There has been a recent lively debate on the hazards of functional magnetic resonance imaging (fMRI), and what claims to believe or not in the scientific and/or popular literature [here, and here]. The focus has been on flawed statistical methods for assessing fMRI data, and in particular failure to correct for multiple comparisons [see also here at the Brain Box]. There was quite good consensus within this debate that the field is pretty well attuned to the problem, and has taken sound and serious steps to preserve the validity of statistical inferences in the face of mass data collection. Agreed, there are certainly papers out there that have failed to use appropriate corrections, and therefore the resulting statistical inferences are certainly flawed. But hopefully these can be identified, and reconsidered by the field. A freer and more dynamic system of publication could really help in this kind of situation [e.g., see here]. The same problems, and solutions apply to non-brain imaging field [e.g., see here].
Evil 2: Flawed inference, period.
Whatever our statistical test say, or do not say, ultimately it is the scientist, journalist, politician, skeptic, whoever, who interprets the result. One of the most serious and common problems is flawed causal inference: "because brain area X lights up when I think about/do/say/hear/dream/hallucinate Y, area X must cause Y". Again, this is a very well known error, undergraduates typically have it drilled into them, and most should be able to recite like mantra: "fMRI is correlational, not causal". Yet time and again we see this flawed logic hanging around, causing trouble.
There are of course other conceptual errors at play in the literature (e.g., there must be a direct mapping between function and structure; each cognitive concept that we can imagine must have its own dedicated bit of brain, etc), but I would argue perhaps that fMRI is actually doing more to banish than reinforce ideas that we largely inherited from the 19th Century. The mass of brain imaging data, corrected or otherwise, will only further challenge these old ideas, as it becomes increasingly obvious that function is mediated via a distributed network of interrelated brain areas (ironically, ultra-conservative statistical approaches may actually obscure the network approach to brain function). However, brain imaging, even in principle, cannot disentangle correlation from causality. Other methods can, but as Vaughan Bell poetically notes:

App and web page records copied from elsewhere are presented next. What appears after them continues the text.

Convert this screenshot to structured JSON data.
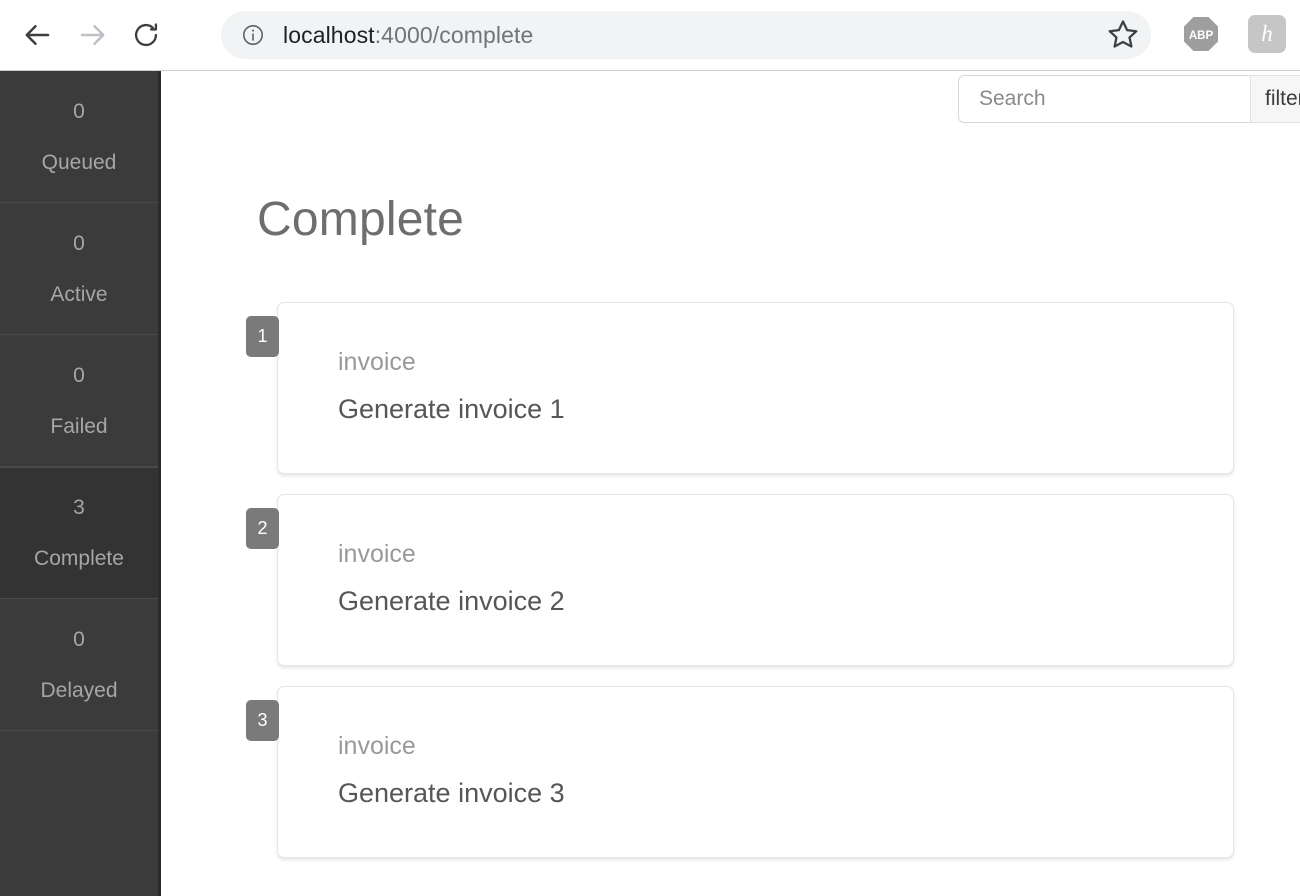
{
  "browser": {
    "back_label": "Back",
    "forward_label": "Forward",
    "reload_label": "Reload",
    "url_host": "localhost",
    "url_rest": ":4000/complete",
    "info_icon": "info-circle-icon",
    "star_icon": "bookmark-star-icon",
    "extensions": [
      {
        "name": "adblock-plus",
        "label": "ABP"
      },
      {
        "name": "honey",
        "label": "h"
      }
    ]
  },
  "sidebar": {
    "items": [
      {
        "count": "0",
        "label": "Queued",
        "active": false
      },
      {
        "count": "0",
        "label": "Active",
        "active": false
      },
      {
        "count": "0",
        "label": "Failed",
        "active": false
      },
      {
        "count": "3",
        "label": "Complete",
        "active": true
      },
      {
        "count": "0",
        "label": "Delayed",
        "active": false
      }
    ]
  },
  "toolbar": {
    "search_placeholder": "Search",
    "search_value": "",
    "filter_label": "filter"
  },
  "main": {
    "title": "Complete",
    "jobs": [
      {
        "badge": "1",
        "type": "invoice",
        "name": "Generate invoice 1"
      },
      {
        "badge": "2",
        "type": "invoice",
        "name": "Generate invoice 2"
      },
      {
        "badge": "3",
        "type": "invoice",
        "name": "Generate invoice 3"
      }
    ]
  },
  "colors": {
    "sidebar_bg": "#3b3b3b",
    "sidebar_active_bg": "#333333",
    "badge_bg": "#7a7a7a",
    "title_text": "#6e6e6e"
  }
}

Perhaps the most important problem is not that brain scans can be misleading, but that they are beautiful. Like all other neuroscientists, I find them beguiling. They have us enchanted and we are far from breaking their spell. [from here]In contrast, the handful of methods (natural lesions, TMS, tDCS, animal ablation studies) that allow us to test the causal role of brain function do not readily generate beautiful pictures, and perhaps, therefore suffer a prejudice that keeps them under-represented in peer-review journals, and/or popular press. It would be interesting to assess the role of beauty in publication bias...
Update - For even more related discussion, see: